Images of hematoxylin and eosin (H&E) stained explanted grafts were acquired and preprocessed using the ImageJ based image-processing software FIJI. The eosinophilic red blood cell signal was separated using the built in “deconvolve” function in FIJI. The corresponding signals were thresholded and converted to binary masks. A custom python script was used to perform a distance transform of each binary mask. The output of the distance transform is an array with each pixel's intensity corresponding to its distance away from the background in the respective binary mask. The pixels corresponding to the local maxima of the distance transformed binary masks were used as indices for individual red blood cells. A graph was then constructed with nodes representing single red blood cells and edges with weights corresponding to the Euclidean distance between the two nodes (red blood cells) they connect. The corresponding adjacency matrix was used to find the minimum distance to a neighboring cell for every cell in the image.

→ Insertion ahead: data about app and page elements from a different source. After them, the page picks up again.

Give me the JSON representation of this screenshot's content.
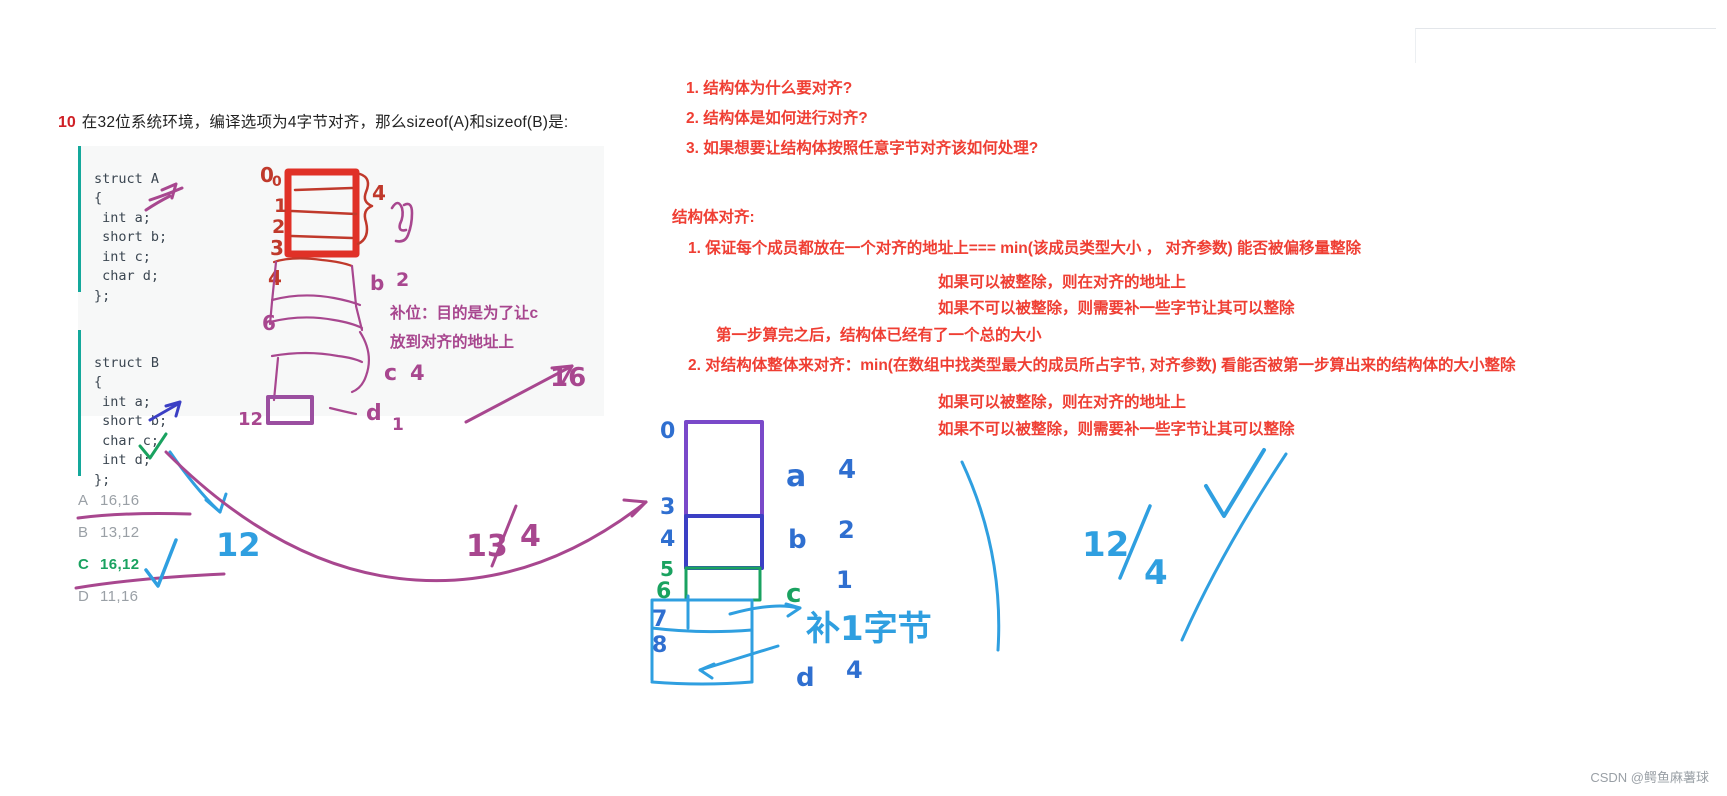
{
  "question": {
    "number": "10",
    "text": "在32位系统环境，编译选项为4字节对齐，那么sizeof(A)和sizeof(B)是:"
  },
  "code_blocks": [
    {
      "name": "struct-a",
      "lines": [
        "struct A",
        "{",
        " int a;",
        " short b;",
        " int c;",
        " char d;",
        "};"
      ]
    },
    {
      "name": "struct-b",
      "lines": [
        "struct B",
        "{",
        " int a;",
        " short b;",
        " char c;",
        " int d;",
        "};"
      ]
    }
  ],
  "options": [
    {
      "key": "A",
      "value": "16,16",
      "correct": false
    },
    {
      "key": "B",
      "value": "13,12",
      "correct": false
    },
    {
      "key": "C",
      "value": "16,12",
      "correct": true
    },
    {
      "key": "D",
      "value": "11,16",
      "correct": false
    }
  ],
  "notes": {
    "questions": [
      "1. 结构体为什么要对齐?",
      "2. 结构体是如何进行对齐?",
      "3. 如果想要让结构体按照任意字节对齐该如何处理?"
    ],
    "heading": "结构体对齐:",
    "rules": [
      "1. 保证每个成员都放在一个对齐的地址上=== min(该成员类型大小 ， 对齐参数) 能否被偏移量整除",
      "如果可以被整除，则在对齐的地址上",
      "如果不可以被整除，则需要补一些字节让其可以整除",
      "第一步算完之后，结构体已经有了一个总的大小",
      "2. 对结构体整体来对齐：min(在数组中找类型最大的成员所占字节, 对齐参数) 看能否被第一步算出来的结构体的大小整除",
      "如果可以被整除，则在对齐的地址上",
      "如果不可以被整除，则需要补一些字节让其可以整除"
    ],
    "purple_note": [
      "补位：目的是为了让c",
      "放到对齐的地址上"
    ]
  },
  "annotations": {
    "struct_a": {
      "offsets": [
        "0",
        "1",
        "2",
        "3",
        "4",
        "6",
        "12"
      ],
      "sizes": [
        {
          "member": "a",
          "bytes": "4"
        },
        {
          "member": "b",
          "bytes": "2"
        },
        {
          "member": "c",
          "bytes": "4"
        },
        {
          "member": "d",
          "bytes": "1"
        }
      ],
      "total": "16",
      "work": "13 / 4"
    },
    "struct_b": {
      "offsets": [
        "0",
        "3",
        "4",
        "5",
        "6",
        "7",
        "8"
      ],
      "sizes": [
        {
          "member": "a",
          "bytes": "4"
        },
        {
          "member": "b",
          "bytes": "2"
        },
        {
          "member": "c",
          "bytes": "1"
        },
        {
          "member": "d",
          "bytes": "4"
        }
      ],
      "label": "补1字节",
      "work": "12 / 4",
      "total": "12"
    }
  },
  "watermark": "CSDN @鳄鱼麻薯球",
  "colors": {
    "red": "#ef3e33",
    "green": "#1aa260",
    "purple": "#a8478f",
    "blue": "#2f6fd0",
    "dark_blue": "#3b3fc4",
    "code_accent": "#14a89b",
    "crimson": "#cf2026"
  }
}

Images acquired after immunostaining explanted grafts for human CD31 (huCD31) and staining with Hoechst were preprocessed using a morphological top-hat transformation to reduce background noise. huCD31 channels and the Hoechst channels were then isolated from the background corrected images. The individual channels were thresholded and converted to binary masks. A distance transform was performed on the Hoechst channel masks. The local maxima of the distance transformed masks were used as cell nuclei indices. These indices were then used to check for the colocalized huCD31 signal and mark huCD31-positive cells. A graph was constructed with the nodes representing single huCD31-positive cells and the edges representing the Euclidean distance between the two nodes (huCD31-positive cells) they connect. The graph's adjacency matrix was used to find the minimum distance to a neighboring cell for every cell in the image.
Graphpad prism software was used to compare the three groups using one-way analysis of variance (ANOVA) with Tukey's honestly significant difference (HSD) as the post-hoc test. Error bars are reported as the standard error of the mean. For in vivo experiments, the sample size represents the number of animals in each group.
See the supplementary material for H&E and Sirius red stains of cord patches implanted in the mouse abdomen.
This research was funded by NIH NHLBI Grant No. DP2HL137188 (K.R.S.), NIH Health Grant No. 1R01HL141570 (R.K.W), and the Institute for Stem Cell and Regenerative Medicine Fellowship (E.L.B., E.O.). This material was partially supported by the National Science Foundation Graduate Research Fellowship Program under Grant No. DGE-1256082. Any opinions, findings, and conclusions or recommendations expressed in this material are those of the author(s) and do not necessarily reflect the views of the funders. We thank Dale Hailey from the UW Garvey Imaging Core for assistance with imaging.